### [TO DO]
Copy each line of the records that holds the string "numbers".

Collection entries
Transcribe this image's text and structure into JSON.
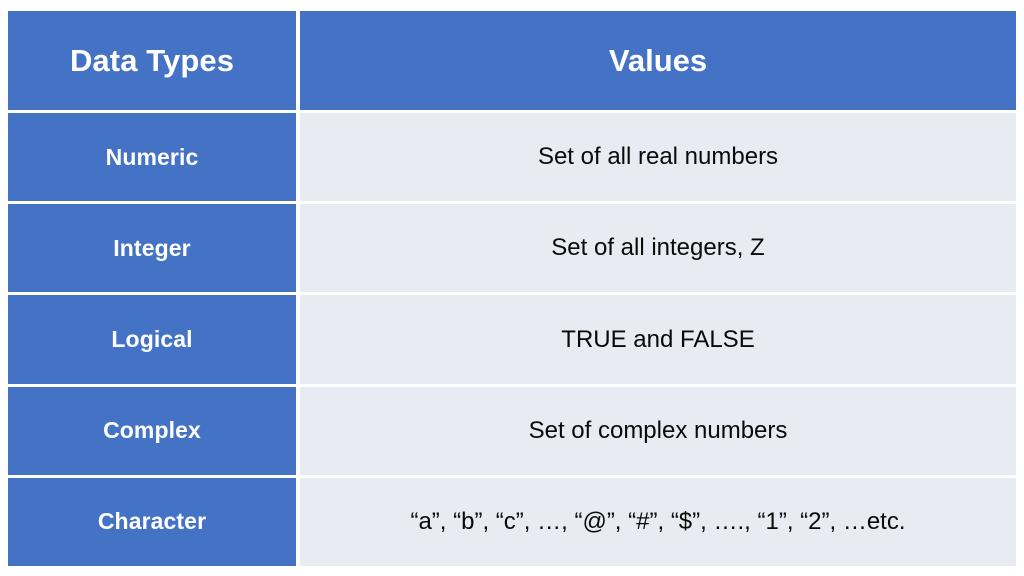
{
  "table": {
    "columns": [
      {
        "key": "data_types",
        "label": "Data Types"
      },
      {
        "key": "values",
        "label": "Values"
      }
    ],
    "rows": [
      {
        "type": "Numeric",
        "value": "Set of all real numbers"
      },
      {
        "type": "Integer",
        "value": "Set of all integers, Z"
      },
      {
        "type": "Logical",
        "value": "TRUE and FALSE"
      },
      {
        "type": "Complex",
        "value": "Set of complex numbers"
      },
      {
        "type": "Character",
        "value": "“a”, “b”, “c”, …, “@”, “#”, “$”, …., “1”, “2”, …etc."
      }
    ]
  },
  "colors": {
    "header_blue": "#4472C4",
    "type_cell_blue": "#4472C4",
    "value_cell_background": "#E8EBF2",
    "page_background": "#FFFFFF",
    "header_text": "#FFFFFF",
    "value_text": "#0A0A0A"
  }
}
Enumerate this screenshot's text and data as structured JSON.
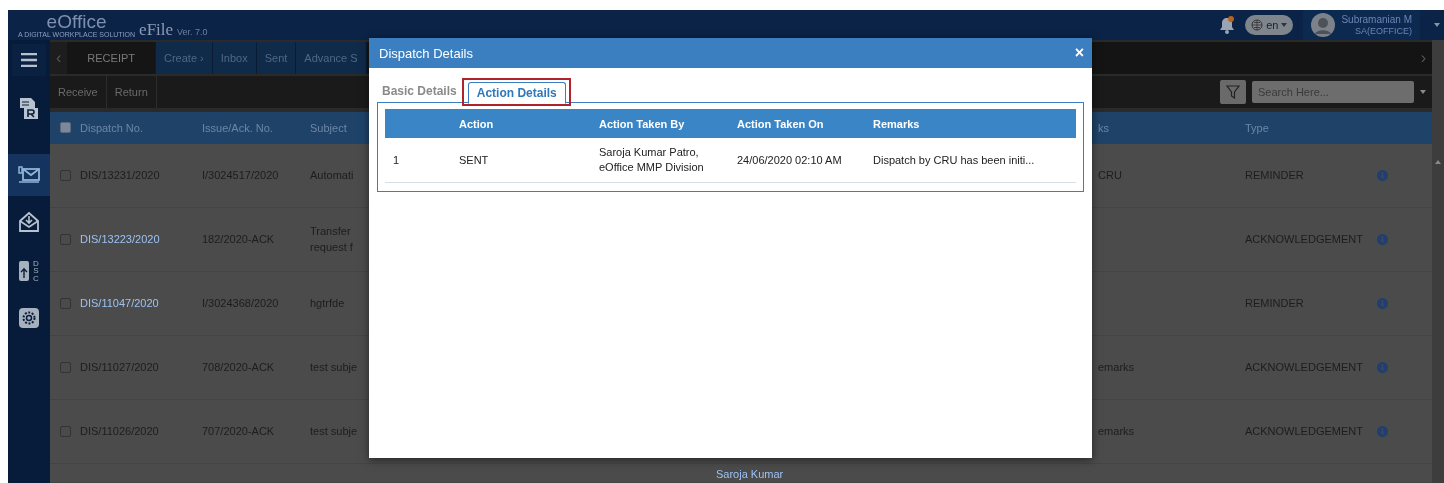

### [RESULT]
        "value": "Set of all real numbers"
        "value": "Set of complex numbers"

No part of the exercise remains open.